Within a short span of time, Tamil Nadu state of India has achieved a tremendous success in organ donation rate; this successful implementation is possible only through strong political commitment, public-private partnership, positive public attitude along with well-established program and its strategies which should be taken as a role model not only for other states of India but also for other countries where organ donation rate is still low. To conclude, with growing demands for organs worldwide, it needs further thrust from remaining part of the under developed and developing nations of the world to keep in par with other developed countries in organ donation.

References

1European Commission. 4 th Journalist Workshop on Organ Donation and Transplantation. Recent facts and figures on organ donation and transplantation. Brussels, 7 th October, 2013. Available from: http://ec.europa.eu/health/blood_tissues_organs/docs/ev_20131007_rd3_en.pdf. [Last accessed on 2014 Oct 16].
2Amalorpavanathan J, Shroff S, Karunakaran CE, Castro R. Annual Report from Tamil Nadu Organ Sharing Registry for the Year 2013. Chennai 2014. Available from: http://www.tnos.org/pdf/report.pdf. [Last accessed on 2014 Jul 20].
3MOHAN Foundation, Niranjan S, Shroff S. Organ donation in Tamil Nadu. Available from: http://www.mohanfoundation.org/organ-donation-transplant-resources/organ-donation-in-tamil-nadu.asp#_edn3. [Last accessed on 2014 Jul 23].
4Government of Tamil Nadu. Cadaver Transplant Programme; 2014. Available from: http://www.dmrhs.org/tnos/. [Last accessed on 2014 Jul 23].
5MOHAN Foundation, Shroff S. Organ Commerce-Issues, Challenges and Ethics in Organ Transplantation. Available from: http:// www.mohanfoundation.org/ organ-donation-transplant-resources/organ-commerce-issues-challenges-ethics- organ-transplantation.asp. [Last accessed on 2014 Oct 28].
6MOHAN Foundation. Cadaveric organ donation figures.

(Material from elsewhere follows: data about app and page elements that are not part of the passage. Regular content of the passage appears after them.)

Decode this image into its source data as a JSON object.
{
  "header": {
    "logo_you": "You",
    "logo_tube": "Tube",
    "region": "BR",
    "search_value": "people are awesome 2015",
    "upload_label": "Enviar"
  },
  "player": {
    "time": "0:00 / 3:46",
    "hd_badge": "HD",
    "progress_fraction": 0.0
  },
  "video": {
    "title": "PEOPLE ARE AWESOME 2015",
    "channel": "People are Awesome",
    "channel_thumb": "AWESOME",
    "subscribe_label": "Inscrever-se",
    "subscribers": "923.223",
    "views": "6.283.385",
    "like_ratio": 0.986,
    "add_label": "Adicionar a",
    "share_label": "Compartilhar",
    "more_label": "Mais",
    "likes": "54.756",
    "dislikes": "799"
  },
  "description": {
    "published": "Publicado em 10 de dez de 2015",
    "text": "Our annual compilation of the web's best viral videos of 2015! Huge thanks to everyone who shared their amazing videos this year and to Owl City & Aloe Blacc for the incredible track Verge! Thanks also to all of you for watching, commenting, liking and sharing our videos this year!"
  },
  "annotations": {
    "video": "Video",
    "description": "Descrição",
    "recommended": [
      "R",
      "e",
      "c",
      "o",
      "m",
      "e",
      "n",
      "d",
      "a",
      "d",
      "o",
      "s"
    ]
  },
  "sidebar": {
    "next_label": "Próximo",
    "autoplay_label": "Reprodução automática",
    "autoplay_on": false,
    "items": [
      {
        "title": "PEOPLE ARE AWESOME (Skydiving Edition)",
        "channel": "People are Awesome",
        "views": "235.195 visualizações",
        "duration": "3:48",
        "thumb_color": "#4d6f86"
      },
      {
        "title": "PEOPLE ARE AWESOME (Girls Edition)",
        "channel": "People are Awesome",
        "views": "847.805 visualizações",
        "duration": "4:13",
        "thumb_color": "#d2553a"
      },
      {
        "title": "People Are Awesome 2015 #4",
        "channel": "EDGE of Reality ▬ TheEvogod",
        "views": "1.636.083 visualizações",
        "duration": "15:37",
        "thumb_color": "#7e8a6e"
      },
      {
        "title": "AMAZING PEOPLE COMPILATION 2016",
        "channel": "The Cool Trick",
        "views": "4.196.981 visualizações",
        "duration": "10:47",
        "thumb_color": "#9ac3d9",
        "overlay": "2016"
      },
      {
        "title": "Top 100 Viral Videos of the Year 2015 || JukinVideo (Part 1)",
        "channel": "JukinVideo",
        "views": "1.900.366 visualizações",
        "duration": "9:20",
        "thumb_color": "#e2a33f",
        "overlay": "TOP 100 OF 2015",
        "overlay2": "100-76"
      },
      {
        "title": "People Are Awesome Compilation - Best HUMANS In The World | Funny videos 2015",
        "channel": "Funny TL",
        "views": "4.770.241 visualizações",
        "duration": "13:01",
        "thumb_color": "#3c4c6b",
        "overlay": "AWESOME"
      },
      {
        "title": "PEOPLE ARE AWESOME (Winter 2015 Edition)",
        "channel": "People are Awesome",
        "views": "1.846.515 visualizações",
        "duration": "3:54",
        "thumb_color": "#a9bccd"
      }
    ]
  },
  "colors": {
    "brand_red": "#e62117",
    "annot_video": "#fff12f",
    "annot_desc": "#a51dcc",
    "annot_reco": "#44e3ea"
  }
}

Available from: http://www.mohanfoundation.org/cadaveric- organ-donation- figures.asp?state= Tamil%20Nadu. [Last accessed on 2014 Jul 23].
7Annadurai K, Mani K, Ramasamy J. A study on knowledge, attitude and practices about organ donation among college students in Chennai, Tamil Nadu-2012. Prog Health Sci 2013;3:59-65.
8Bagcchi S. New mobile phone apps target tech savvy Indians to sign up for organ donation. BMJ 2014;348:g1184.
9Shroff S, Navin S, Abraham G, Rajan PS, Suresh S, Rao S, et al. 'Ramachandra protocol' for organ donation. Antiseptic 1997;94:73-4.